Equal Powers of Group Element implies Finite Order

Theorem

Let $\struct {G, \circ}$ be a group.

Let $g \in G$ such that $g^r = g^s$ where $r, s \in \Z: r \ne s$.

Then there exists $m \in \Z_{>0}$ such that:

$(1): \quad g^m = e$
$(2): \quad 0 \le i < j < m \implies g^i \ne g^j$

Proof

Without loss of generality, suppose that $r > s$.

From $g^r = g^s$ it follows from Powers of Group Elements that:

$g^{r - s} = g^r g^{-s} = g^s g^{-s} = e$

Thus there exists $t \in \Z_{>0}$ such that $g^t = e$.

Let $m \in \Z_{>0}$ be the smallest such that $g^m = e$.

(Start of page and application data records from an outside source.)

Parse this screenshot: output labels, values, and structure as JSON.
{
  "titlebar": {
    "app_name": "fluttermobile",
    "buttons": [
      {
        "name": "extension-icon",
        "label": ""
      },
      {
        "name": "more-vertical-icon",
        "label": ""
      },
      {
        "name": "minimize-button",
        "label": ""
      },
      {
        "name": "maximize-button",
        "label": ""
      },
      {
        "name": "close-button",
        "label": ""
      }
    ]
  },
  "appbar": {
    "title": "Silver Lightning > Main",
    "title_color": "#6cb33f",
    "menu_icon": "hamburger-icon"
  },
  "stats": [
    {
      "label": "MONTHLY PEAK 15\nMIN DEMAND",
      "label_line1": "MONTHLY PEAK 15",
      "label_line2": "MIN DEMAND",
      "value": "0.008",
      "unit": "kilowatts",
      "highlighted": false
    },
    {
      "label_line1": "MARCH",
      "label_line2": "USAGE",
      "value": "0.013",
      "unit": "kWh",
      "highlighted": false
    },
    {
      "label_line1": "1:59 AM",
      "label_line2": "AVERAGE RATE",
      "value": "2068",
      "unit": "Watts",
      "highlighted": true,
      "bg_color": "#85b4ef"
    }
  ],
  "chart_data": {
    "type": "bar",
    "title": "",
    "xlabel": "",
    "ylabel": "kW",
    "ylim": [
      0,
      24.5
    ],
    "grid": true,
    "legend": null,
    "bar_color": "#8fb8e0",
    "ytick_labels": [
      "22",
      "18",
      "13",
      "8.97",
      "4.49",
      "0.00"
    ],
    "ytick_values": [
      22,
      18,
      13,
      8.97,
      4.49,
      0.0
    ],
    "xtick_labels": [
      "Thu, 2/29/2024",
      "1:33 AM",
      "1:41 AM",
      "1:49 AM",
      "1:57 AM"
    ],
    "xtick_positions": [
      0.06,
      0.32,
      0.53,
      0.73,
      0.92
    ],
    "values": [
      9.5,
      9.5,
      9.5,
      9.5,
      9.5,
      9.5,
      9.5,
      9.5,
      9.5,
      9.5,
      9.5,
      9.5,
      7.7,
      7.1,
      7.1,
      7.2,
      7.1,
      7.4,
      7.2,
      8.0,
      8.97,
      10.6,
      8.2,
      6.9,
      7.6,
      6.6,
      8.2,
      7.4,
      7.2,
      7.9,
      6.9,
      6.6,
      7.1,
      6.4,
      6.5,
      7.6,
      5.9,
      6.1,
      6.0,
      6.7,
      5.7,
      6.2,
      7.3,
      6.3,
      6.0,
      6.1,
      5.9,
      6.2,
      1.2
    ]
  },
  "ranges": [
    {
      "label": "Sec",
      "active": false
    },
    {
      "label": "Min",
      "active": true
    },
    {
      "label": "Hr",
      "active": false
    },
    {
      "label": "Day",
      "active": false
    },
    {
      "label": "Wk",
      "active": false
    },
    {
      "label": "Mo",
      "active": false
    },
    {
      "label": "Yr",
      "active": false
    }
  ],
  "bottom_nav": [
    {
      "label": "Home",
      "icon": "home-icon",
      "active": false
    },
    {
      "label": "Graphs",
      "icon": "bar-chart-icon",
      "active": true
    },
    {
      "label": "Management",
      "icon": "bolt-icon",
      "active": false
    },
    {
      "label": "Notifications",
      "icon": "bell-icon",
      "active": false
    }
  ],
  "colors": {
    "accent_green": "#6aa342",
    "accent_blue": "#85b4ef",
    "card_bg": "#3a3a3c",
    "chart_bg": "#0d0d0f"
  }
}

Suppose $0 \le i < j < m$ such that $g^i = g^j$.

Then $g^{j - i} = e$ and $0 < j - i < m$.

This contradicts the choice of $m$ as the smallest $m \in \Z_{>0}$ such that $g^m = e$.

Hence the result.

$\blacksquare$